Exercise input
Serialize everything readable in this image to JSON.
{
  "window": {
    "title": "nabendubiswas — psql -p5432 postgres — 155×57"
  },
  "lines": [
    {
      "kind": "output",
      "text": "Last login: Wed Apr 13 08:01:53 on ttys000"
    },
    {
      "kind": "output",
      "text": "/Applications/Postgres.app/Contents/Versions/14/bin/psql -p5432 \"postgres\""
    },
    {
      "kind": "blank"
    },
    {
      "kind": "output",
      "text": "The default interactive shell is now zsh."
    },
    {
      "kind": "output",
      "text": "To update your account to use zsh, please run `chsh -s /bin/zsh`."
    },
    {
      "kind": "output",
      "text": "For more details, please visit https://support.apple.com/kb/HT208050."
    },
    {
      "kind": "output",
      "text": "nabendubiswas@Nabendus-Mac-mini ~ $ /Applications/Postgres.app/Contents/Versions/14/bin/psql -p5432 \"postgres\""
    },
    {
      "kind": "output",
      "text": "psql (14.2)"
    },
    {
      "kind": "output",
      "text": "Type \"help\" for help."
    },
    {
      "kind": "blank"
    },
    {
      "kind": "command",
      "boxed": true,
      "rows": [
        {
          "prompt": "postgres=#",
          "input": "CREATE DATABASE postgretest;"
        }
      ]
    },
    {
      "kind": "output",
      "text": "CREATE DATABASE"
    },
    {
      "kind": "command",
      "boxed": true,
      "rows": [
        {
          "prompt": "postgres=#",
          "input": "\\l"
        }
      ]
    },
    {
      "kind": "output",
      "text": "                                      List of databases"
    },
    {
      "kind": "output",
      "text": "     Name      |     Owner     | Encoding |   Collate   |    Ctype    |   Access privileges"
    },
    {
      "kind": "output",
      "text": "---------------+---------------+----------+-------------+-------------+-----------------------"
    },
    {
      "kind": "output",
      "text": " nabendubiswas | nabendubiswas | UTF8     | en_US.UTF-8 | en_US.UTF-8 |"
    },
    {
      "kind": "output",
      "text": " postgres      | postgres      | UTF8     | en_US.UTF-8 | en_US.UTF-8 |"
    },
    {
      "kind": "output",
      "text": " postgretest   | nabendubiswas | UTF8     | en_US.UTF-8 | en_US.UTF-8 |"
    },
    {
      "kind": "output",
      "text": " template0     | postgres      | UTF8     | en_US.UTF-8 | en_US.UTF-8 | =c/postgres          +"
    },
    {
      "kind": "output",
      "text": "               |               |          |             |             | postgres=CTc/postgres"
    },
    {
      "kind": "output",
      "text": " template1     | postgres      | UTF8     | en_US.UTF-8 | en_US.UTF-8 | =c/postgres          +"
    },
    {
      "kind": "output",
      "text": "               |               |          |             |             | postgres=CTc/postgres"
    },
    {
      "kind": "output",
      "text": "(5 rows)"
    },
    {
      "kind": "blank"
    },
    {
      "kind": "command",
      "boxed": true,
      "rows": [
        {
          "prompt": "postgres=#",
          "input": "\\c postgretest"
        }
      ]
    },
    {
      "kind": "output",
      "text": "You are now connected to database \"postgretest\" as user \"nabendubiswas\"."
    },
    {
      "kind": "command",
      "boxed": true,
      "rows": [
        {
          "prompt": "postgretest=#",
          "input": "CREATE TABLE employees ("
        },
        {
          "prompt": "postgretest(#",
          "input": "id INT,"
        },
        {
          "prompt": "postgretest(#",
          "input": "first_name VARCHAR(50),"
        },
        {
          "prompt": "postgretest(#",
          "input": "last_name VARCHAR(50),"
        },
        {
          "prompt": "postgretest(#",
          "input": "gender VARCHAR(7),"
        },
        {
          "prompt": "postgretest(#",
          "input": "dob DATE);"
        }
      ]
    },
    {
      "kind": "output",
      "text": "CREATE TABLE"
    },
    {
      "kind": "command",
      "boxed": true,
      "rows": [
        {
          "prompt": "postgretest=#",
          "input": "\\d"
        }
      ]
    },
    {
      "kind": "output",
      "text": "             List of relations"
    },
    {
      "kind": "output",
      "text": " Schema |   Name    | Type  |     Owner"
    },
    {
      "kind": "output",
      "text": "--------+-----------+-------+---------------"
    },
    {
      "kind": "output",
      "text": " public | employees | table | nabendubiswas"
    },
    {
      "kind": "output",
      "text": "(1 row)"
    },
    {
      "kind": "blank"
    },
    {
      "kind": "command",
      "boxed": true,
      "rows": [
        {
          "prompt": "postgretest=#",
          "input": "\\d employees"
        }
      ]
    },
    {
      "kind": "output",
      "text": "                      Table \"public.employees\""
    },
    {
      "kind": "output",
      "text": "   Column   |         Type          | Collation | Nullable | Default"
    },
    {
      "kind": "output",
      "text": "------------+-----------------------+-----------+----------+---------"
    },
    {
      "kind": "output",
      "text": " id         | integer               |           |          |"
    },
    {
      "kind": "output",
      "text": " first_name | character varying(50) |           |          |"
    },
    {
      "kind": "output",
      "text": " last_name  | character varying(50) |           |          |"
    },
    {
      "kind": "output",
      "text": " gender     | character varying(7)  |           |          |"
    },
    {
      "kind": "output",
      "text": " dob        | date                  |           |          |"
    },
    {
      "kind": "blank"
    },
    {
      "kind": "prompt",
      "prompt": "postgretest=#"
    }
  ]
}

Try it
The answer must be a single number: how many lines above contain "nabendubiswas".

Answer for the task
6